Soybean Uniform Regional Trials (11 US States)

Rescuing Trial Data

Soybean breeders throughout the Upper Midwest states have carried out uniform field trials since the 1940s. Presently, these uniform field trials involve a coordinated effort among public sector breeders from 11 U.S. states and 2 Canadian provinces.

Access to a cleaned, properly documented, and well-organized set of historical field trial data is invaluable for current crop breeding efforts. However, much of the historical data for these soybean trials exist in hardcopy logbooks, old floppies, and multiple electronic spreadsheets. Professor Aaron Lorenz, the soybean breeder at the University of Minnesota, is working with G.E.M.S™ to rescue and rehabilitate these historical field trial records into a fully functional database, which is then being migrated over to the USDA’s T3 (The Triticeae Toolbox) and GEMSOpen (the open data repository of G.E.M.S). In doing so these valuable data are now readily accessible to a larger research community, and in the case of GEMSOpen, it also ensures these trial data are made functionally interoperable with a growing suite of data cleaning and analytical tools in GEMSTools along with other geospatially tagged climate and related data.

PedTools—Cleaning Crop Pedigrees

Reliable crop pedigree information can inform breeding efforts. However, a universal problem besetting crop breeding programs around the world is that the recorded pedigrees are often incomplete, inconsistent and riddled with unidentified aliases – both in breeders’ log books and in public repositories like GRIN. Consequently, the pedigree relationships among different breeding lines are often limited, thus resulted in shallow and misleading genealogies.

For some time, the G.E.M.S team has been developing computational cleanup tool to accelerate the process of correcting and expanding upon messy and incorrect pedigree information, in many instances enabling the genealogy of modern breeding lines to be traced back to landraces. PedTools can currently handle soybean and wheat pedigree data, and is in the process of expanding its capabilities to deal with corn and apple pedigrees.

What is it, What does it do?

PedTools, is a semi-automated Python pipeline for pedigree clean up and standardization with five major functions:

  • standardization of pedigree formats (e.g., Purdy notation),
  • pedigree correction – identify lines with multiple pedigrees, remove ambiguities (e.g., unpaired parenthesis, which delimits a cross)
  • alias identification – identify all IDs used to refer to a soybean line and replace all occurrences of that line in the dataset by only one ID
  • pedigree reconstruction – once names and pedigrees are corrected and standardized, PedTools uses this information to expand the genealogy of a line
  • calculation of coefficient of coancestry among soybean lines – offering options for inbred, non-inbred and partially inbred lines.
    In addition to these major functions, PedTools’ built-in tracking system allows the integration of new entries into an already clean data set, thus substantially reducing processing time. It also exports pedigrees in the format required by Helium – a pedigree visualization tool.
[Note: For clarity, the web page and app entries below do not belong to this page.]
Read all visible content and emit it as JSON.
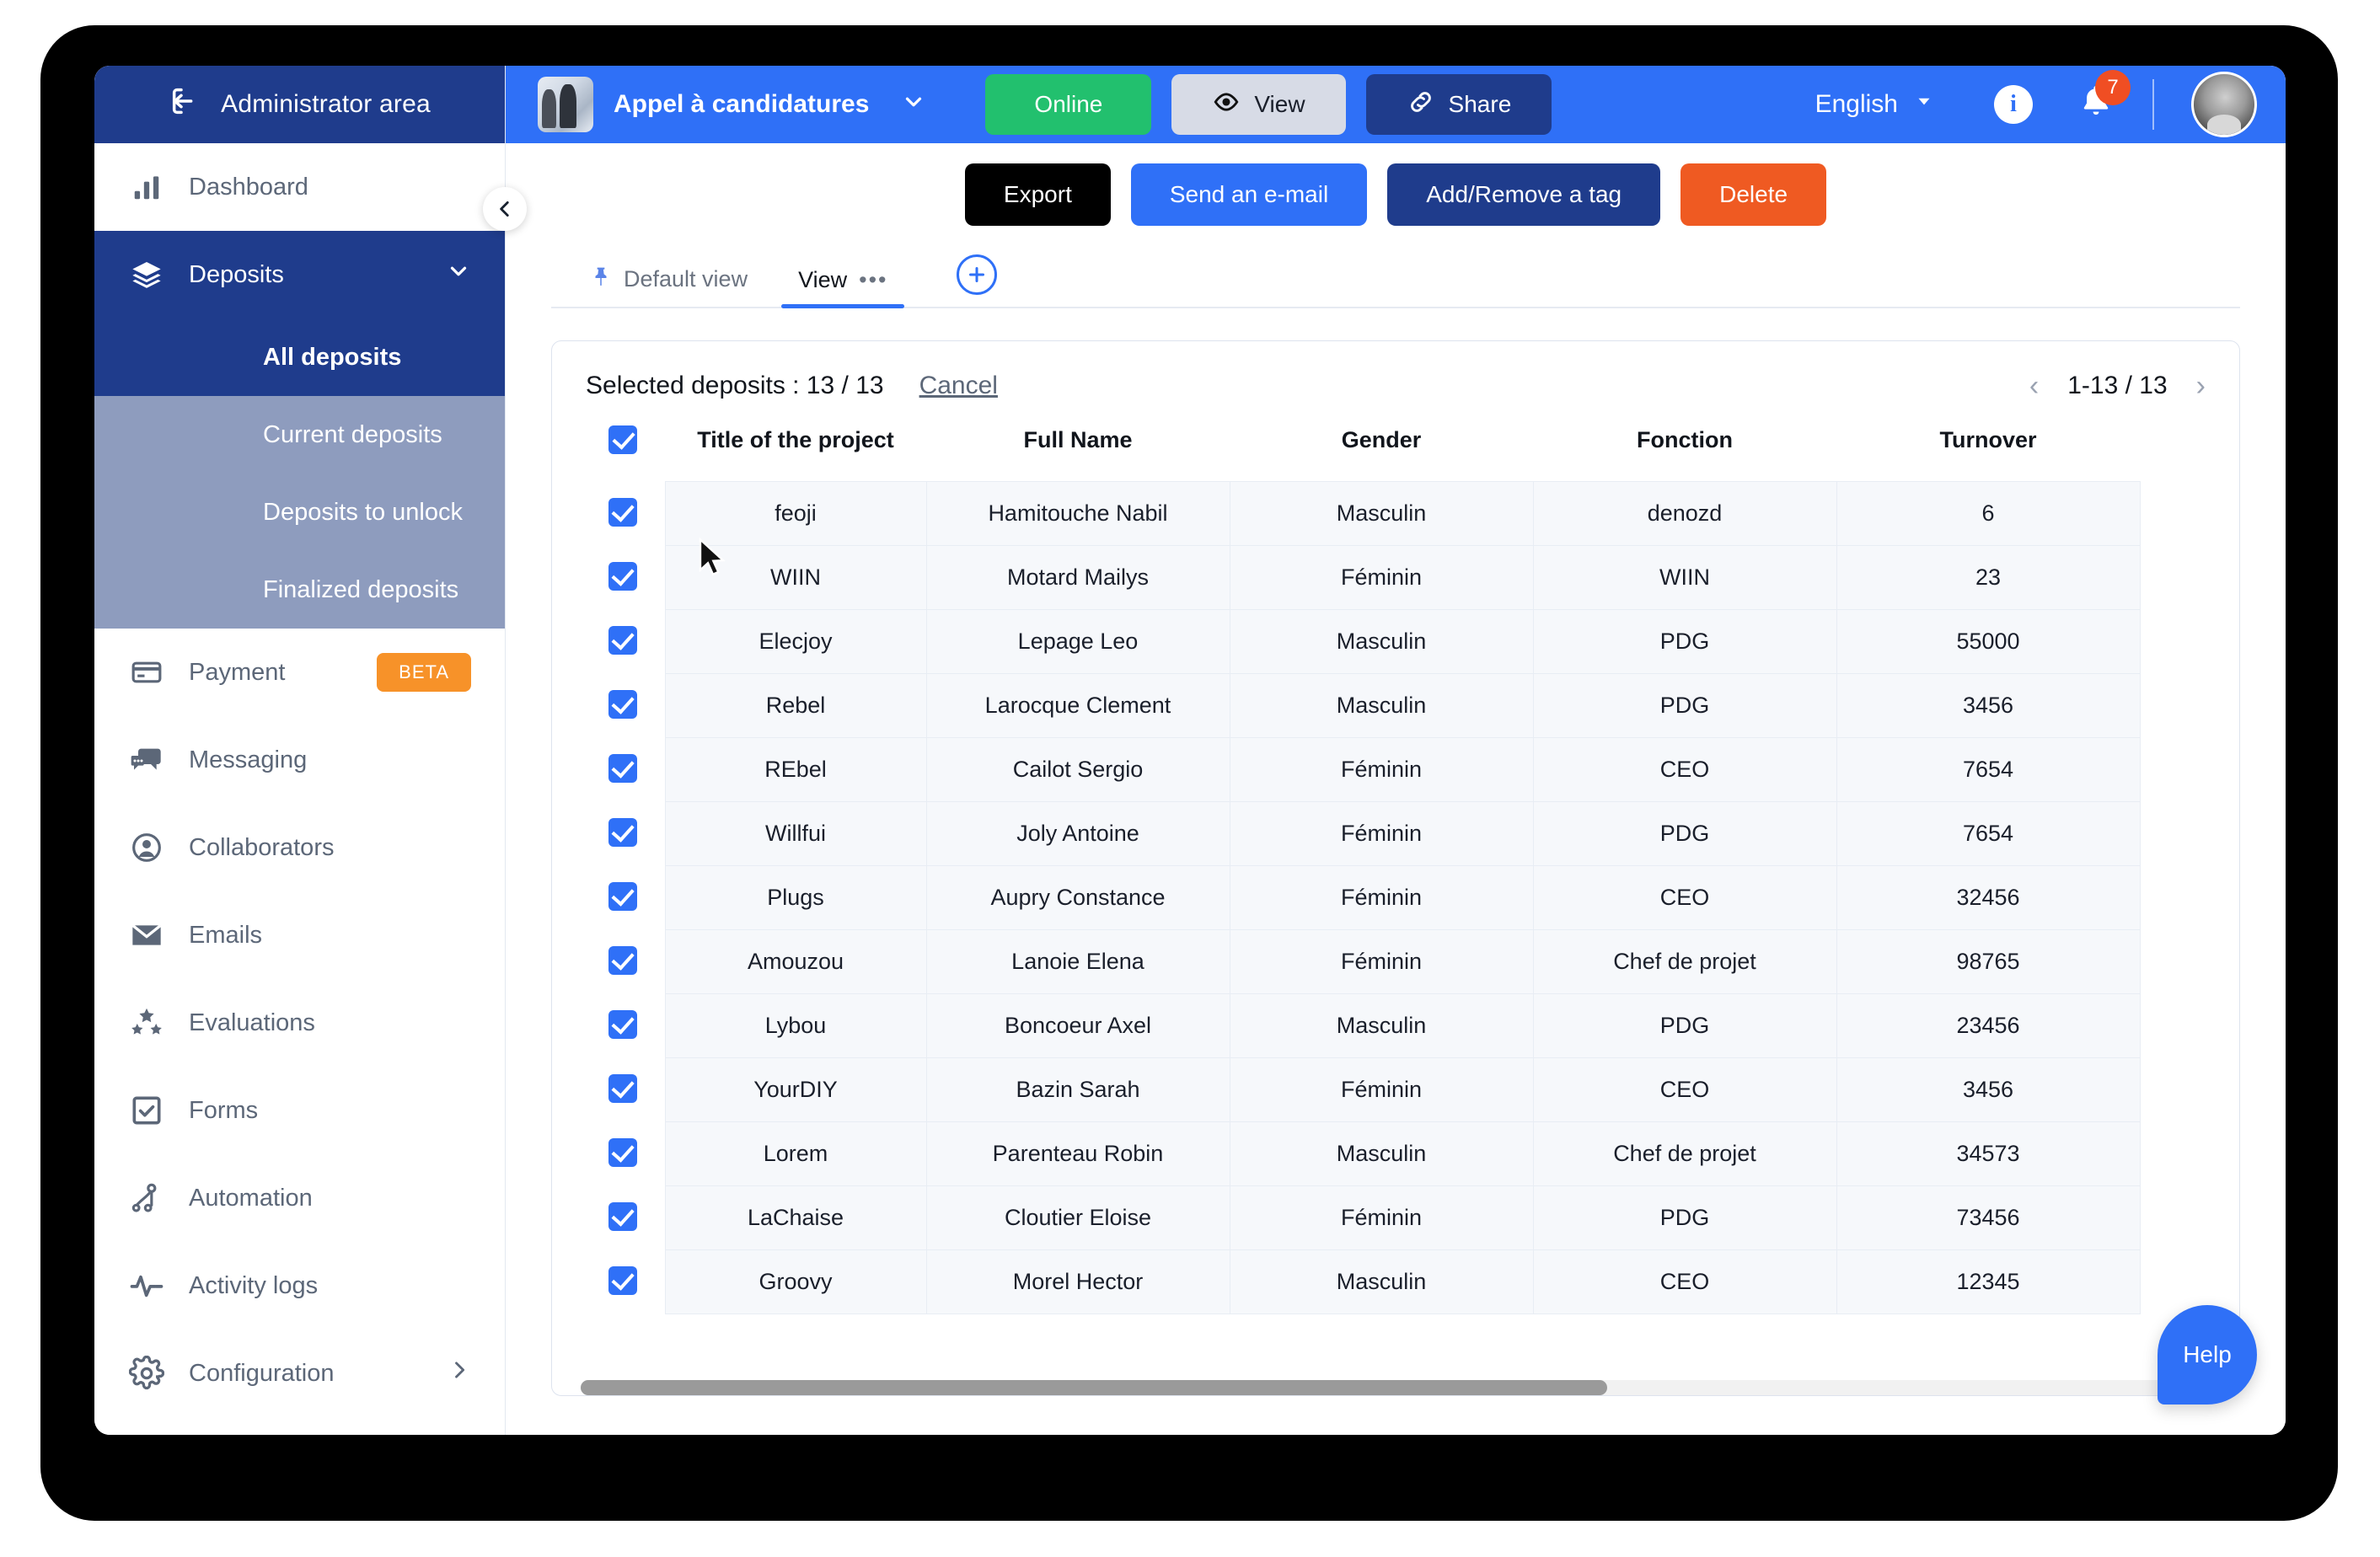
{
  "sidebar": {
    "admin_label": "Administrator area",
    "admin_icon": "logout-arrow-icon",
    "collapse_icon": "chevron-left-icon",
    "items": [
      {
        "label": "Dashboard",
        "icon": "bar-chart-icon",
        "state": "normal"
      },
      {
        "label": "Deposits",
        "icon": "layers-icon",
        "state": "active",
        "chevron": "⌄"
      },
      {
        "label": "Payment",
        "icon": "credit-card-icon",
        "state": "normal",
        "badge": "BETA"
      },
      {
        "label": "Messaging",
        "icon": "chat-bubbles-icon",
        "state": "normal"
      },
      {
        "label": "Collaborators",
        "icon": "user-circle-icon",
        "state": "normal"
      },
      {
        "label": "Emails",
        "icon": "envelope-icon",
        "state": "normal"
      },
      {
        "label": "Evaluations",
        "icon": "stars-icon",
        "state": "normal"
      },
      {
        "label": "Forms",
        "icon": "checkbox-icon",
        "state": "normal"
      },
      {
        "label": "Automation",
        "icon": "automation-icon",
        "state": "normal"
      },
      {
        "label": "Activity logs",
        "icon": "pulse-icon",
        "state": "normal"
      },
      {
        "label": "Configuration",
        "icon": "gear-icon",
        "state": "normal",
        "chevron": "›"
      }
    ],
    "subitems": [
      {
        "label": "All deposits",
        "selected": true
      },
      {
        "label": "Current deposits",
        "selected": false
      },
      {
        "label": "Deposits to unlock",
        "selected": false
      },
      {
        "label": "Finalized deposits",
        "selected": false
      }
    ]
  },
  "topbar": {
    "project_name": "Appel à candidatures",
    "project_caret": "▾",
    "online_label": "Online",
    "view_label": "View",
    "view_icon": "eye-icon",
    "share_label": "Share",
    "share_icon": "link-icon",
    "language": "English",
    "language_caret": "▾",
    "info_icon": "info-icon",
    "info_glyph": "i",
    "bell_icon": "bell-icon",
    "bell_glyph": "🔔",
    "notification_count": "7",
    "avatar": "user-avatar"
  },
  "actions": {
    "export": "Export",
    "send_email": "Send an e-mail",
    "add_remove_tag": "Add/Remove a tag",
    "delete": "Delete"
  },
  "tabs": {
    "default_view": "Default view",
    "pin_icon": "pin-icon",
    "view": "View",
    "more_dots": "•••",
    "add_icon": "plus-circle-icon",
    "add_glyph": "+"
  },
  "table_panel": {
    "selected_label": "Selected deposits : 13 / 13",
    "cancel_label": "Cancel",
    "pager_prev": "‹",
    "pager_range": "1-13 / 13",
    "pager_next": "›",
    "headers": [
      "",
      "Title of the project",
      "Full Name",
      "Gender",
      "Fonction",
      "Turnover"
    ],
    "rows": [
      {
        "checked": true,
        "title": "feoji",
        "name": "Hamitouche Nabil",
        "gender": "Masculin",
        "fonction": "denozd",
        "turnover": "6"
      },
      {
        "checked": true,
        "title": "WIIN",
        "name": "Motard Mailys",
        "gender": "Féminin",
        "fonction": "WIIN",
        "turnover": "23"
      },
      {
        "checked": true,
        "title": "Elecjoy",
        "name": "Lepage Leo",
        "gender": "Masculin",
        "fonction": "PDG",
        "turnover": "55000"
      },
      {
        "checked": true,
        "title": "Rebel",
        "name": "Larocque Clement",
        "gender": "Masculin",
        "fonction": "PDG",
        "turnover": "3456"
      },
      {
        "checked": true,
        "title": "REbel",
        "name": "Cailot Sergio",
        "gender": "Féminin",
        "fonction": "CEO",
        "turnover": "7654"
      },
      {
        "checked": true,
        "title": "Willfui",
        "name": "Joly Antoine",
        "gender": "Féminin",
        "fonction": "PDG",
        "turnover": "7654"
      },
      {
        "checked": true,
        "title": "Plugs",
        "name": "Aupry Constance",
        "gender": "Féminin",
        "fonction": "CEO",
        "turnover": "32456"
      },
      {
        "checked": true,
        "title": "Amouzou",
        "name": "Lanoie Elena",
        "gender": "Féminin",
        "fonction": "Chef de projet",
        "turnover": "98765"
      },
      {
        "checked": true,
        "title": "Lybou",
        "name": "Boncoeur Axel",
        "gender": "Masculin",
        "fonction": "PDG",
        "turnover": "23456"
      },
      {
        "checked": true,
        "title": "YourDIY",
        "name": "Bazin Sarah",
        "gender": "Féminin",
        "fonction": "CEO",
        "turnover": "3456"
      },
      {
        "checked": true,
        "title": "Lorem",
        "name": "Parenteau Robin",
        "gender": "Masculin",
        "fonction": "Chef de projet",
        "turnover": "34573"
      },
      {
        "checked": true,
        "title": "LaChaise",
        "name": "Cloutier Eloise",
        "gender": "Féminin",
        "fonction": "PDG",
        "turnover": "73456"
      },
      {
        "checked": true,
        "title": "Groovy",
        "name": "Morel Hector",
        "gender": "Masculin",
        "fonction": "CEO",
        "turnover": "12345"
      }
    ]
  },
  "help": {
    "label": "Help"
  },
  "colors": {
    "brand_blue": "#2f70f7",
    "navy": "#1f3c8c",
    "green": "#22c06e",
    "orange_delete": "#ef5a22",
    "orange_beta": "#f79229",
    "badge_red": "#f04e23",
    "row_bg": "#f6f8fb"
  }
}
Pedigree for two soybean lines prior to PedTools. The pedigrees of two soybean samples (red dot and red box) are represented. Samples in the pedigrees with multiple names (aliases) are represented with the same color dots (green, purple, and yellow), while all other lines are in a gray color.

Pedigree for the same two soybean lines, now post PedTools. Samples with multiple IDs were reduced to a single ID name (green, purple, and yellow dots). The pedigrees of these two lines now go back to five landraces originating from China and Japan. The coefficient of coancestry for the two soybean lines is estimated to be 0.02.